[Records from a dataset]
- - - - -

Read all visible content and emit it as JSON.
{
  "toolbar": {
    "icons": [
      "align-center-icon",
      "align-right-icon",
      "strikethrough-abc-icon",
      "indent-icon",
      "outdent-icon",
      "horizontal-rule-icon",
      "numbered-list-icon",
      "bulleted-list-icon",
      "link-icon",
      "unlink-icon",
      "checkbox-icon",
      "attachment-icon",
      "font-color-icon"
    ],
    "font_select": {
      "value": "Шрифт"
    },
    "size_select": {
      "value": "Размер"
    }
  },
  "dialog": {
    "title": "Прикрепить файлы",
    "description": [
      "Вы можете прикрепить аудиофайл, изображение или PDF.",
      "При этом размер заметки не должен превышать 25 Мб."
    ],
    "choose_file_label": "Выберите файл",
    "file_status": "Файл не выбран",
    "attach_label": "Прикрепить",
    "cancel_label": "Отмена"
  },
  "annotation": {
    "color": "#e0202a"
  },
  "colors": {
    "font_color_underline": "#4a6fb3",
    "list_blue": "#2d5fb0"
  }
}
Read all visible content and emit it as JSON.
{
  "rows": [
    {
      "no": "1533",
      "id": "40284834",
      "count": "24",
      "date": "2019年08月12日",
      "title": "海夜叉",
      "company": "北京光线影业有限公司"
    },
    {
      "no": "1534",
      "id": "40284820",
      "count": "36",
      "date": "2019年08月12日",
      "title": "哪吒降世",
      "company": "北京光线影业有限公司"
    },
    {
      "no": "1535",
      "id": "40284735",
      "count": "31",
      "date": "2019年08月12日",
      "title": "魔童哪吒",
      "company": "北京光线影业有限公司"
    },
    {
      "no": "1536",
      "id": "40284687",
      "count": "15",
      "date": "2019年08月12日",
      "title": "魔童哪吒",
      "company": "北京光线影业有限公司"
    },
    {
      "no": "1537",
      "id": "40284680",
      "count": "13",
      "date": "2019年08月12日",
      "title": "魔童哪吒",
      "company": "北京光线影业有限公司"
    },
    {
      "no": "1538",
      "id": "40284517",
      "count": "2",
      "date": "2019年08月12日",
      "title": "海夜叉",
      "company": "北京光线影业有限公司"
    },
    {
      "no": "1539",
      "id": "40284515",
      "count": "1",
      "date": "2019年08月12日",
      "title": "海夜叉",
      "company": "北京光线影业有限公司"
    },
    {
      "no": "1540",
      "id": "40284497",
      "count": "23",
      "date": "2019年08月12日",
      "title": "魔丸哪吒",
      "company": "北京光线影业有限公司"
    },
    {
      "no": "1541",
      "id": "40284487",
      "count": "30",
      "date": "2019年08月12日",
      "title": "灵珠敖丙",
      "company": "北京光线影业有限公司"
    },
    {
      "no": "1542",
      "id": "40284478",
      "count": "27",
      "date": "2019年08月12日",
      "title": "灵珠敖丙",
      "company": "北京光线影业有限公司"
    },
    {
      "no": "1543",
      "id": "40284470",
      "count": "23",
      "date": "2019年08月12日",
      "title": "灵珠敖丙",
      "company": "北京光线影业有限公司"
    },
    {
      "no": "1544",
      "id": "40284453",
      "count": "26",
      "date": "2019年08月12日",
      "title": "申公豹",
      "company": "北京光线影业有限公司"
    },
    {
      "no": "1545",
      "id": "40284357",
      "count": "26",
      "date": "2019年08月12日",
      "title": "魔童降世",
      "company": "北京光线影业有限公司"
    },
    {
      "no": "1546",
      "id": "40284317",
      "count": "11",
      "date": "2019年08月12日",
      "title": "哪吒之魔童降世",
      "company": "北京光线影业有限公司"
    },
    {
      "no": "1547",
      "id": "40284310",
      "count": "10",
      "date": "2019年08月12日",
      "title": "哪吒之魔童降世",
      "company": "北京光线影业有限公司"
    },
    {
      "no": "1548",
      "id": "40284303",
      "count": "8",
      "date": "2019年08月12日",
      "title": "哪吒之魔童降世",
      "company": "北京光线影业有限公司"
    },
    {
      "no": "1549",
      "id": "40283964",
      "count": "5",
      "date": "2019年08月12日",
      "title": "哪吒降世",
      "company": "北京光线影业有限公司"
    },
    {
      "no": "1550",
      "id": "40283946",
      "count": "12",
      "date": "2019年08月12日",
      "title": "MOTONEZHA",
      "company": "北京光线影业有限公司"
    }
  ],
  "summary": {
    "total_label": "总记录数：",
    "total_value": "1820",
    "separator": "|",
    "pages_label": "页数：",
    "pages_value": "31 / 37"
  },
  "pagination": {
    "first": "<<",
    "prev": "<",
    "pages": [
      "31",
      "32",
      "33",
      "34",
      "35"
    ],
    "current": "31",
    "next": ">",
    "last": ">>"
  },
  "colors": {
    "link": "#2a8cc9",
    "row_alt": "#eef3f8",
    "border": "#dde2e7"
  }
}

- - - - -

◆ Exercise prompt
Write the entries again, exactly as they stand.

◆ Exercise response
Read all visible content and emit it as JSON.
{
  "toolbar": {
    "icons": [
      "align-center-icon",
      "align-right-icon",
      "strikethrough-abc-icon",
      "indent-icon",
      "outdent-icon",
      "horizontal-rule-icon",
      "numbered-list-icon",
      "bulleted-list-icon",
      "link-icon",
      "unlink-icon",
      "checkbox-icon",
      "attachment-icon",
      "font-color-icon"
    ],
    "font_select": {
      "value": "Шрифт"
    },
    "size_select": {
      "value": "Размер"
    }
  },
  "dialog": {
    "title": "Прикрепить файлы",
    "description": [
      "Вы можете прикрепить аудиофайл, изображение или PDF.",
      "При этом размер заметки не должен превышать 25 Мб."
    ],
    "choose_file_label": "Выберите файл",
    "file_status": "Файл не выбран",
    "attach_label": "Прикрепить",
    "cancel_label": "Отмена"
  },
  "annotation": {
    "color": "#e0202a"
  },
  "colors": {
    "font_color_underline": "#4a6fb3",
    "list_blue": "#2d5fb0"
  }
}
Read all visible content and emit it as JSON.
{
  "rows": [
    {
      "no": "1533",
      "id": "40284834",
      "count": "24",
      "date": "2019年08月12日",
      "title": "海夜叉",
      "company": "北京光线影业有限公司"
    },
    {
      "no": "1534",
      "id": "40284820",
      "count": "36",
      "date": "2019年08月12日",
      "title": "哪吒降世",
      "company": "北京光线影业有限公司"
    },
    {
      "no": "1535",
      "id": "40284735",
      "count": "31",
      "date": "2019年08月12日",
      "title": "魔童哪吒",
      "company": "北京光线影业有限公司"
    },
    {
      "no": "1536",
      "id": "40284687",
      "count": "15",
      "date": "2019年08月12日",
      "title": "魔童哪吒",
      "company": "北京光线影业有限公司"
    },
    {
      "no": "1537",
      "id": "40284680",
      "count": "13",
      "date": "2019年08月12日",
      "title": "魔童哪吒",
      "company": "北京光线影业有限公司"
    },
    {
      "no": "1538",
      "id": "40284517",
      "count": "2",
      "date": "2019年08月12日",
      "title": "海夜叉",
      "company": "北京光线影业有限公司"
    },
    {
      "no": "1539",
      "id": "40284515",
      "count": "1",
      "date": "2019年08月12日",
      "title": "海夜叉",
      "company": "北京光线影业有限公司"
    },
    {
      "no": "1540",
      "id": "40284497",
      "count": "23",
      "date": "2019年08月12日",
      "title": "魔丸哪吒",
      "company": "北京光线影业有限公司"
    },
    {
      "no": "1541",
      "id": "40284487",
      "count": "30",
      "date": "2019年08月12日",
      "title": "灵珠敖丙",
      "company": "北京光线影业有限公司"
    },
    {
      "no": "1542",
      "id": "40284478",
      "count": "27",
      "date": "2019年08月12日",
      "title": "灵珠敖丙",
      "company": "北京光线影业有限公司"
    },
    {
      "no": "1543",
      "id": "40284470",
      "count": "23",
      "date": "2019年08月12日",
      "title": "灵珠敖丙",
      "company": "北京光线影业有限公司"
    },
    {
      "no": "1544",
      "id": "40284453",
      "count": "26",
      "date": "2019年08月12日",
      "title": "申公豹",
      "company": "北京光线影业有限公司"
    },
    {
      "no": "1545",
      "id": "40284357",
      "count": "26",
      "date": "2019年08月12日",
      "title": "魔童降世",
      "company": "北京光线影业有限公司"
    },
    {
      "no": "1546",
      "id": "40284317",
      "count": "11",
      "date": "2019年08月12日",
      "title": "哪吒之魔童降世",
      "company": "北京光线影业有限公司"
    },
    {
      "no": "1547",
      "id": "40284310",
      "count": "10",
      "date": "2019年08月12日",
      "title": "哪吒之魔童降世",
      "company": "北京光线影业有限公司"
    },
    {
      "no": "1548",
      "id": "40284303",
      "count": "8",
      "date": "2019年08月12日",
      "title": "哪吒之魔童降世",
      "company": "北京光线影业有限公司"
    },
    {
      "no": "1549",
      "id": "40283964",
      "count": "5",
      "date": "2019年08月12日",
      "title": "哪吒降世",
      "company": "北京光线影业有限公司"
    },
    {
      "no": "1550",
      "id": "40283946",
      "count": "12",
      "date": "2019年08月12日",
      "title": "MOTONEZHA",
      "company": "北京光线影业有限公司"
    }
  ],
  "summary": {
    "total_label": "总记录数：",
    "total_value": "1820",
    "separator": "|",
    "pages_label": "页数：",
    "pages_value": "31 / 37"
  },
  "pagination": {
    "first": "<<",
    "prev": "<",
    "pages": [
      "31",
      "32",
      "33",
      "34",
      "35"
    ],
    "current": "31",
    "next": ">",
    "last": ">>"
  },
  "colors": {
    "link": "#2a8cc9",
    "row_alt": "#eef3f8",
    "border": "#dde2e7"
  }
}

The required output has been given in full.